▸ **What is being asked**: Below are some records. Copy every line in them that holds "epoch".

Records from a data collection
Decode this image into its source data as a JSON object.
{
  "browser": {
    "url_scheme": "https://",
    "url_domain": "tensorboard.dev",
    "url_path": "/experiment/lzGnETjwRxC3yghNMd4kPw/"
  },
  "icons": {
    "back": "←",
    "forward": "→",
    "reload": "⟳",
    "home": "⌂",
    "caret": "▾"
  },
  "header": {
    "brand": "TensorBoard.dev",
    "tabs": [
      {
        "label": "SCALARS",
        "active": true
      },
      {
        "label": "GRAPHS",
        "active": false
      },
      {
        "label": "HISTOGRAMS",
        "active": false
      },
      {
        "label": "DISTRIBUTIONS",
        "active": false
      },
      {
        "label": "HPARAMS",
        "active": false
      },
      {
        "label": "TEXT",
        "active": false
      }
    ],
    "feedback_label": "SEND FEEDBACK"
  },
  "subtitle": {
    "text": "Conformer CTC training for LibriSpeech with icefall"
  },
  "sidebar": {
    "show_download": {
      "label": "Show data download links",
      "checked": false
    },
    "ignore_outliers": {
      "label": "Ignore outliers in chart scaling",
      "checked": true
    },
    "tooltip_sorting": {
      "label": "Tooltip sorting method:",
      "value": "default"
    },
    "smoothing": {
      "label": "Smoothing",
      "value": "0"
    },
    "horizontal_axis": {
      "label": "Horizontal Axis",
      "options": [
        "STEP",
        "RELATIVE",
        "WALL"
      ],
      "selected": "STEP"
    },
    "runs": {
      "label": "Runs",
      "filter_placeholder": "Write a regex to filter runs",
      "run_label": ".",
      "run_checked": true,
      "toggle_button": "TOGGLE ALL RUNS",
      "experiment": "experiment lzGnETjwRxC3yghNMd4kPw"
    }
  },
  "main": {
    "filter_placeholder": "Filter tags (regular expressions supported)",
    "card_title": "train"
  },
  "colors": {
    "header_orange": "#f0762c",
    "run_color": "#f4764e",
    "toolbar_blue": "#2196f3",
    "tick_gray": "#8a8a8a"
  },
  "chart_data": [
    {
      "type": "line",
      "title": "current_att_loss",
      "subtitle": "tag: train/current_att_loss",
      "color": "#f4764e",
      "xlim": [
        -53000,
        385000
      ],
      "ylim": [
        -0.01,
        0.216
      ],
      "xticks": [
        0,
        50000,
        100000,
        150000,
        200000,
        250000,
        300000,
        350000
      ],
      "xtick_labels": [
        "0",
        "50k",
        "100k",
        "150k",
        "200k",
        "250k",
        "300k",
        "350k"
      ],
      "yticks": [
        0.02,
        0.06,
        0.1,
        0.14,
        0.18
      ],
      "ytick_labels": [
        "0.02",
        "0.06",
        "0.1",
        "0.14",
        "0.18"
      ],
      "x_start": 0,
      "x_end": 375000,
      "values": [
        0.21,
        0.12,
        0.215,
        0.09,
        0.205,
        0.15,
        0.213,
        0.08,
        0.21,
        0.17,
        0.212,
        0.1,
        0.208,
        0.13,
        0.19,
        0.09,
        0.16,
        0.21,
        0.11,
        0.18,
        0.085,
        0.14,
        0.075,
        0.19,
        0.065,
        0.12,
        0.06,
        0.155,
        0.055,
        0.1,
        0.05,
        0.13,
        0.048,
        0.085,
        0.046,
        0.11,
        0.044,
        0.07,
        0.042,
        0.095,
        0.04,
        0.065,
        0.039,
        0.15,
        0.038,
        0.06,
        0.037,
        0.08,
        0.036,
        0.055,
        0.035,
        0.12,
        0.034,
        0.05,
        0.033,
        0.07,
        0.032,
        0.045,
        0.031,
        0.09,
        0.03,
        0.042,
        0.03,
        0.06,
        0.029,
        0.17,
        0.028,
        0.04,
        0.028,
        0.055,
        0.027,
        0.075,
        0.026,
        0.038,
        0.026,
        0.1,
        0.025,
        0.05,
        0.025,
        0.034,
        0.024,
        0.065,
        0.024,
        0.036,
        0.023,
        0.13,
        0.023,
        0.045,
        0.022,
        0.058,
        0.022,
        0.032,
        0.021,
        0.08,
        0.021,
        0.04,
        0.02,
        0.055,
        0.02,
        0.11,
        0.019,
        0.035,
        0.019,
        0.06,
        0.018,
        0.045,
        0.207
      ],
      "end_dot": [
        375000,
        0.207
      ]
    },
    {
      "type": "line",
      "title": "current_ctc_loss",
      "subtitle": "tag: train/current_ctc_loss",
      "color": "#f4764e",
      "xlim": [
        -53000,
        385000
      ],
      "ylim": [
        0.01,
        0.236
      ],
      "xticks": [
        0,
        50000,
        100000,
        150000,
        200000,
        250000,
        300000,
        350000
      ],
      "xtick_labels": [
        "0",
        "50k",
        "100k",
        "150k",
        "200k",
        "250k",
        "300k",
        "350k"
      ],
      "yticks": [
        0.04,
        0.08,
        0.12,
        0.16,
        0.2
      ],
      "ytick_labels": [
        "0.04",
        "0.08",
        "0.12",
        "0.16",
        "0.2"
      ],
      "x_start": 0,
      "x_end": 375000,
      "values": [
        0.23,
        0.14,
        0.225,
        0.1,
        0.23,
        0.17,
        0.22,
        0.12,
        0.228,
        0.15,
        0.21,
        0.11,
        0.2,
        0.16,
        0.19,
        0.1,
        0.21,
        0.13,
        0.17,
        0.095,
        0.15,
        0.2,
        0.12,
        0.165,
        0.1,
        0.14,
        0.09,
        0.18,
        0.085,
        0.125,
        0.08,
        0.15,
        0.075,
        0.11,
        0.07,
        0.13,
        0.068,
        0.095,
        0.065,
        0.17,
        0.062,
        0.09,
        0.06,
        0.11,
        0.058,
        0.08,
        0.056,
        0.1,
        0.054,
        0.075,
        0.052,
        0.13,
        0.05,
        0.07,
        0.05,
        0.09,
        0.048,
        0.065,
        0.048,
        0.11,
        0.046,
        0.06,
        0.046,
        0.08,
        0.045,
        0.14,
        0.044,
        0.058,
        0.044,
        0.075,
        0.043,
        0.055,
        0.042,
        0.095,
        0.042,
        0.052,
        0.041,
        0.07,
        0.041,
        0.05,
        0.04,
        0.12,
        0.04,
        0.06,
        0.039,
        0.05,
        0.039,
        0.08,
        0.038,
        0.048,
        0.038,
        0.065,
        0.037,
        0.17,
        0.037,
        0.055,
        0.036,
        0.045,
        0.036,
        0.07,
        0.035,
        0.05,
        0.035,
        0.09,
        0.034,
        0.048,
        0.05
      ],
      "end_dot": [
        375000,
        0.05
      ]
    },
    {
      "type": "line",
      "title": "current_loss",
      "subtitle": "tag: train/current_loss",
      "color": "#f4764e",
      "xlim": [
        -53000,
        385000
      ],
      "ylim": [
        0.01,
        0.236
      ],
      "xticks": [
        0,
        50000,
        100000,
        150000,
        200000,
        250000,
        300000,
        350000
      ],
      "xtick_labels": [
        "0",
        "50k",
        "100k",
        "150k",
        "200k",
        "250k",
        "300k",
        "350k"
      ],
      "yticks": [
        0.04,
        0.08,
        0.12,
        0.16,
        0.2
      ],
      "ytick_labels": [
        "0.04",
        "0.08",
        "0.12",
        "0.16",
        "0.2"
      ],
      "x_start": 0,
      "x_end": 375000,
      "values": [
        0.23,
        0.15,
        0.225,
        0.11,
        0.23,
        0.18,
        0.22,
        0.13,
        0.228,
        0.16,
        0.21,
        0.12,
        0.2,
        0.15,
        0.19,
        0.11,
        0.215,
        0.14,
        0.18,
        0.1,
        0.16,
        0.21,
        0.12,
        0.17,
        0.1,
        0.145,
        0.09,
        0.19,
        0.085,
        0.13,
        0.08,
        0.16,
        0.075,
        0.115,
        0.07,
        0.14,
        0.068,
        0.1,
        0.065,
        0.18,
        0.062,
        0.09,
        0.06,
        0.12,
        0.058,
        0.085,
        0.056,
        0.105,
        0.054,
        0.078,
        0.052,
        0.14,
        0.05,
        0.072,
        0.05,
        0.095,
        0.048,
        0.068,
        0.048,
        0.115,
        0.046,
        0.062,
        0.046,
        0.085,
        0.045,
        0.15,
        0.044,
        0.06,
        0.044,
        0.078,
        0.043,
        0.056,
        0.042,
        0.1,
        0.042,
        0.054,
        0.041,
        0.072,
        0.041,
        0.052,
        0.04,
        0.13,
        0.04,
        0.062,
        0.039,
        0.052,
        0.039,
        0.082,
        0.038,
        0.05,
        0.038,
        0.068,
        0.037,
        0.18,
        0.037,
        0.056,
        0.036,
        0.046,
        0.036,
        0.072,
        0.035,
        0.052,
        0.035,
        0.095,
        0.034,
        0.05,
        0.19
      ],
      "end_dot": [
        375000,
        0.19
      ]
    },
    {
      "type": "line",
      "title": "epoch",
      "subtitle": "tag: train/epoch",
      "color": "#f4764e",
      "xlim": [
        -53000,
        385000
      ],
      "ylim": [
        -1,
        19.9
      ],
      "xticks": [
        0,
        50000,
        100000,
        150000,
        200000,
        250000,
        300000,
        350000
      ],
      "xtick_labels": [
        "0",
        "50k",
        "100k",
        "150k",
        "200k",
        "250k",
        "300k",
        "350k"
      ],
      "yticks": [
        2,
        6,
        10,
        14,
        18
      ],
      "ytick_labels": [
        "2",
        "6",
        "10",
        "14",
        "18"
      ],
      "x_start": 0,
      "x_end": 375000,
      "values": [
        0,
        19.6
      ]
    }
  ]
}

▸ **Output**:
      "title": "epoch",
      "subtitle": "tag: train/epoch",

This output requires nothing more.